Required work: Scan the listing below. Copy each line that contains "true".

Record excerpts:
━━━━━━━━
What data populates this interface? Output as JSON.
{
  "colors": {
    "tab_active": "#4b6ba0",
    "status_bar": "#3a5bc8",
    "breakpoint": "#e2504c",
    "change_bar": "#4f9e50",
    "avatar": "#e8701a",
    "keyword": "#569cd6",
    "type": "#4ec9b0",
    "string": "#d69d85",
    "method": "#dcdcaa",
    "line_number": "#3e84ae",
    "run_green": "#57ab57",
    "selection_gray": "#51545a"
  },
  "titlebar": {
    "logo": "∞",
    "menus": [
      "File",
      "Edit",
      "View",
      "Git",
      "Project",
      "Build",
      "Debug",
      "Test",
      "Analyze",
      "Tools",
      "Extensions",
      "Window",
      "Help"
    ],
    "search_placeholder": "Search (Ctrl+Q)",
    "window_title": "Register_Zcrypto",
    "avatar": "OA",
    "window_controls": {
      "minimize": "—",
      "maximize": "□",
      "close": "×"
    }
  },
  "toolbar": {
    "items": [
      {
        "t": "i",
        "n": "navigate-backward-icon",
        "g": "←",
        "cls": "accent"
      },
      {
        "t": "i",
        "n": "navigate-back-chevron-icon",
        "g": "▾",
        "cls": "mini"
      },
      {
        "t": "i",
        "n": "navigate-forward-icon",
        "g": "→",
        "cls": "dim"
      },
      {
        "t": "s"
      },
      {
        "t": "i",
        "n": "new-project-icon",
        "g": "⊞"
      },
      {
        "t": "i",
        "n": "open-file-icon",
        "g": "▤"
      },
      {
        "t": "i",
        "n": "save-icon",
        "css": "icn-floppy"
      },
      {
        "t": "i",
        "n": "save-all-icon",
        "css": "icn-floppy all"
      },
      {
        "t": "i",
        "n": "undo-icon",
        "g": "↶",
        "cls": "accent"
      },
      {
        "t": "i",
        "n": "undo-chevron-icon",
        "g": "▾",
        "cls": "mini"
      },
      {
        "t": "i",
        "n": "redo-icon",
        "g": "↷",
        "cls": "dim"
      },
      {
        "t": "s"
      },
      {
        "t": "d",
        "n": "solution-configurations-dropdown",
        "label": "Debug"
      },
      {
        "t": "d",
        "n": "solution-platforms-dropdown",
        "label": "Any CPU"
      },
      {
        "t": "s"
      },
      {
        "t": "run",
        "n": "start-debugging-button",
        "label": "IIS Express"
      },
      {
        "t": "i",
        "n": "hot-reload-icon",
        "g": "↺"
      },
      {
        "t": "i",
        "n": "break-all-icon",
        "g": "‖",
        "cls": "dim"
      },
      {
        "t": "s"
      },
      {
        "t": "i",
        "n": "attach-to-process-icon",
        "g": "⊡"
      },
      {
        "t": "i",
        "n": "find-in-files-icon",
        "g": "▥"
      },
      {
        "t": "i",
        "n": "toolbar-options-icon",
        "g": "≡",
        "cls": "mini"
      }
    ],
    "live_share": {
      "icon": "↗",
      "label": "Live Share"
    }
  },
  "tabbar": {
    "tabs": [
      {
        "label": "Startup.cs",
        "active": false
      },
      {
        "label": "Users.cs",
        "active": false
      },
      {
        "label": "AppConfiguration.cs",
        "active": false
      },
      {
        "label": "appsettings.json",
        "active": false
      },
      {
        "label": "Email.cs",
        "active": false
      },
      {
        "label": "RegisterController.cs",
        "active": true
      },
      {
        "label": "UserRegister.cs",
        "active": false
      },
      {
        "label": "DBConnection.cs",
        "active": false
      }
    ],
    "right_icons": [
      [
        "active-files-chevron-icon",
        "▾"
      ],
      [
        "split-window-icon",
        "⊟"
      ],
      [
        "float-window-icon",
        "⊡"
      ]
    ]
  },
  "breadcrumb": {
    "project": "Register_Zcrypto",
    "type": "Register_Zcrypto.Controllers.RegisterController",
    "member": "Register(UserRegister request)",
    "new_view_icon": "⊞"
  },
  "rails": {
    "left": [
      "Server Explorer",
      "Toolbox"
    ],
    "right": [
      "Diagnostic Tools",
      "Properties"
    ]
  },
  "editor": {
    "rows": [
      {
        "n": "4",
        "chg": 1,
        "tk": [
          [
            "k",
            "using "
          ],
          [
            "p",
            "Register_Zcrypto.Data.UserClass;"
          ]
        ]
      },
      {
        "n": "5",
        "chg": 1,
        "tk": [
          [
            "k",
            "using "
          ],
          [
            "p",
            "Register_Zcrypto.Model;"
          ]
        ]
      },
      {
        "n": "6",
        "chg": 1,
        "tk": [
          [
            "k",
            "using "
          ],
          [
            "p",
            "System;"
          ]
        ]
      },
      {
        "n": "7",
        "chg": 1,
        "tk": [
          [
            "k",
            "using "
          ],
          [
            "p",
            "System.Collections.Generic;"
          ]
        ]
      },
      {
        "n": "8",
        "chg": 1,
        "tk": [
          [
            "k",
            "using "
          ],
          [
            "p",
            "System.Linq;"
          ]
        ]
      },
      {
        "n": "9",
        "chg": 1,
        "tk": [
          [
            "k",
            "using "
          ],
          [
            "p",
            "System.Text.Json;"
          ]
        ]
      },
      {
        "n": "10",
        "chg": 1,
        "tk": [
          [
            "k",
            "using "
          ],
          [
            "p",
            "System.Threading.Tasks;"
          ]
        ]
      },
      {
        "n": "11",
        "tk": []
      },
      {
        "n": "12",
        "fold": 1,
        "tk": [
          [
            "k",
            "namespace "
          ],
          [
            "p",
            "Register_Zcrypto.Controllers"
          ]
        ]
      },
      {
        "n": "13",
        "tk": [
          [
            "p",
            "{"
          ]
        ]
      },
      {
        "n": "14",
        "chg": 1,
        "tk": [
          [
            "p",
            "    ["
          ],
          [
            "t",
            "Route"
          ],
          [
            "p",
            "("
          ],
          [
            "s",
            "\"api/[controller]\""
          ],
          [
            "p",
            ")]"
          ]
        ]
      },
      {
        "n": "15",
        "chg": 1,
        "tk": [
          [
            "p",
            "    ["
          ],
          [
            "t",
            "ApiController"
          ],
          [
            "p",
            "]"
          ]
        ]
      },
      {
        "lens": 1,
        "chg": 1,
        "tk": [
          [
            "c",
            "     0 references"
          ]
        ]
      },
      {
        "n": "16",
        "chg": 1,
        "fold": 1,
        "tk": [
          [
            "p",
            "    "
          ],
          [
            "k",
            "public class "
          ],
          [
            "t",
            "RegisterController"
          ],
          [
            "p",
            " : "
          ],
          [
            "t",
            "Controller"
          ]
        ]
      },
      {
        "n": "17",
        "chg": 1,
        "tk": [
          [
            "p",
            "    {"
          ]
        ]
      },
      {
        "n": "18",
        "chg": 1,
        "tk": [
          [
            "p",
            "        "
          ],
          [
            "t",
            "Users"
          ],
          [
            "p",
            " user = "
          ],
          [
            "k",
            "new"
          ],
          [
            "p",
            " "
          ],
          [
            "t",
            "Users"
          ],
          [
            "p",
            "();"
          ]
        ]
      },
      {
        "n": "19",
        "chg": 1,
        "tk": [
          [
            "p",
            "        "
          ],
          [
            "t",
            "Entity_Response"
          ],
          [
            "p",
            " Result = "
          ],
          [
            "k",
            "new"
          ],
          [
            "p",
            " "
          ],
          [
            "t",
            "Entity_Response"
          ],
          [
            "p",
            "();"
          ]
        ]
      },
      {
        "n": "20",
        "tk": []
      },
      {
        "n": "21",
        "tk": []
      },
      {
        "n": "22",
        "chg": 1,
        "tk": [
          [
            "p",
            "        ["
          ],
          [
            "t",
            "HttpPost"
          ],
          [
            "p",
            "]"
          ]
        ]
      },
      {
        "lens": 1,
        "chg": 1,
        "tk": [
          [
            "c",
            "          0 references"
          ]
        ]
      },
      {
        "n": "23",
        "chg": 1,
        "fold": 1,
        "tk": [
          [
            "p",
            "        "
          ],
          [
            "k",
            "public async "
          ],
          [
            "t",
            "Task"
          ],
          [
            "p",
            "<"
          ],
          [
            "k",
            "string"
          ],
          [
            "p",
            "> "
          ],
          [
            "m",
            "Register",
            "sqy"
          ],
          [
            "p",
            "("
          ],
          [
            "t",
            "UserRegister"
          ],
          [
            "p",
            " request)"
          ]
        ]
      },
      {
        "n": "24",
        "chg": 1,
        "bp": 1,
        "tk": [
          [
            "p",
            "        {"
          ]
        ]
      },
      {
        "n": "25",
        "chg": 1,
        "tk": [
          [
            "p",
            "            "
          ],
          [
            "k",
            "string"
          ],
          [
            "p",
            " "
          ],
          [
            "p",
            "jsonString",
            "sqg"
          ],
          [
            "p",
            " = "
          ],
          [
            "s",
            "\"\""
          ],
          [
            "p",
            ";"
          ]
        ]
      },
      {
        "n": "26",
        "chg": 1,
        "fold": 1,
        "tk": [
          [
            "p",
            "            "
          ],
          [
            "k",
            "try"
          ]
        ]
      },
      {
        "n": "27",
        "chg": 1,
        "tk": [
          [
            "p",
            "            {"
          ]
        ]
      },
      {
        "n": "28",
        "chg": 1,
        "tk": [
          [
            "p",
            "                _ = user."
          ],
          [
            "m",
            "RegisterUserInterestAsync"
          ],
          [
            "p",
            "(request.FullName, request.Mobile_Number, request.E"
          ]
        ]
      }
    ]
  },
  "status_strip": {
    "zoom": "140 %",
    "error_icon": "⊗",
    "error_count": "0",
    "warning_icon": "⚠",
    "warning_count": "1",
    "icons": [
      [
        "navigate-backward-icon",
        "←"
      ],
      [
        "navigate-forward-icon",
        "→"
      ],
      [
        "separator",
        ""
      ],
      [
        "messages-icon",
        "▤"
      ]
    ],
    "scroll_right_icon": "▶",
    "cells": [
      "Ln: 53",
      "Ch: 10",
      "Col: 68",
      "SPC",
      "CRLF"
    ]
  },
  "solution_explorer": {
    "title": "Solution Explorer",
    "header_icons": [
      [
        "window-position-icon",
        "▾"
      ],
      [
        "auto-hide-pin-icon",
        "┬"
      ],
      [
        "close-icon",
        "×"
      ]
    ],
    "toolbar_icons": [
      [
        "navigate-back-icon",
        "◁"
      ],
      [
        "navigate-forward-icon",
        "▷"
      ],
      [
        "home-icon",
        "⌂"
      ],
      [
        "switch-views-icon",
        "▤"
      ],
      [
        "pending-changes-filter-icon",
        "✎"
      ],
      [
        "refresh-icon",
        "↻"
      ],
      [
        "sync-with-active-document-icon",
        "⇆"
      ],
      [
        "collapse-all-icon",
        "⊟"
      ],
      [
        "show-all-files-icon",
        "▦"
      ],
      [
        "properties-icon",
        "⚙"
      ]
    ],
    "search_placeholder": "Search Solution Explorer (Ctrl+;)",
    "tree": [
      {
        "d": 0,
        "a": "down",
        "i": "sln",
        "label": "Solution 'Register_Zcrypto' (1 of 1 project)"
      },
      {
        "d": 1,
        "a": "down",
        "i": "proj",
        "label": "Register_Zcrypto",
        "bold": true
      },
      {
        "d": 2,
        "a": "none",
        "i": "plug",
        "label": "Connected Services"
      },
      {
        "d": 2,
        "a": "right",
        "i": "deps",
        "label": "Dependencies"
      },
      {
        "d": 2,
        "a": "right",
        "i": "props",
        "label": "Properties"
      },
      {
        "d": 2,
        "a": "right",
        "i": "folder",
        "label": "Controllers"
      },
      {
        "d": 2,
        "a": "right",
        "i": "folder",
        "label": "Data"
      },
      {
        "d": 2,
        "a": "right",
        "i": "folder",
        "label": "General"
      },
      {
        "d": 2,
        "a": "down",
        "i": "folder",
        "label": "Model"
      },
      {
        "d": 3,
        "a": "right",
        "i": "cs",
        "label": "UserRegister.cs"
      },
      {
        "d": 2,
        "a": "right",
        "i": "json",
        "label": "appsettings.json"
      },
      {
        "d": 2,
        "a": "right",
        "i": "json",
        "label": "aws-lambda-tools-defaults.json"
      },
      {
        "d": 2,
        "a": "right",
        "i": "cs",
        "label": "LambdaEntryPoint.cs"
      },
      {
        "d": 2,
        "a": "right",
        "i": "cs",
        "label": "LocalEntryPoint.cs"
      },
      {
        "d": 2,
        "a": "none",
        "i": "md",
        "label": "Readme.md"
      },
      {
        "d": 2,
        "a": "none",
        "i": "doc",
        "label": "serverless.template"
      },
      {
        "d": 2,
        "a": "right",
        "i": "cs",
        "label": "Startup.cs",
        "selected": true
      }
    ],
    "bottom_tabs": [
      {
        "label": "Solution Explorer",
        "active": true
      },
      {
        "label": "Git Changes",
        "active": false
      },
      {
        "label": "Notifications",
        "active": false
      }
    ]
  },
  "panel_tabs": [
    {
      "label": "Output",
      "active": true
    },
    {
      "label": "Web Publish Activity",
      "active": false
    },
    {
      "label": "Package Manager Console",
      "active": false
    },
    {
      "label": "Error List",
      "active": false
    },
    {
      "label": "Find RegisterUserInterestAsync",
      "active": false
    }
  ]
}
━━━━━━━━
Exercise output:
        "active": true
        "bold": true
        "selected": true
        "active": true
      "active": true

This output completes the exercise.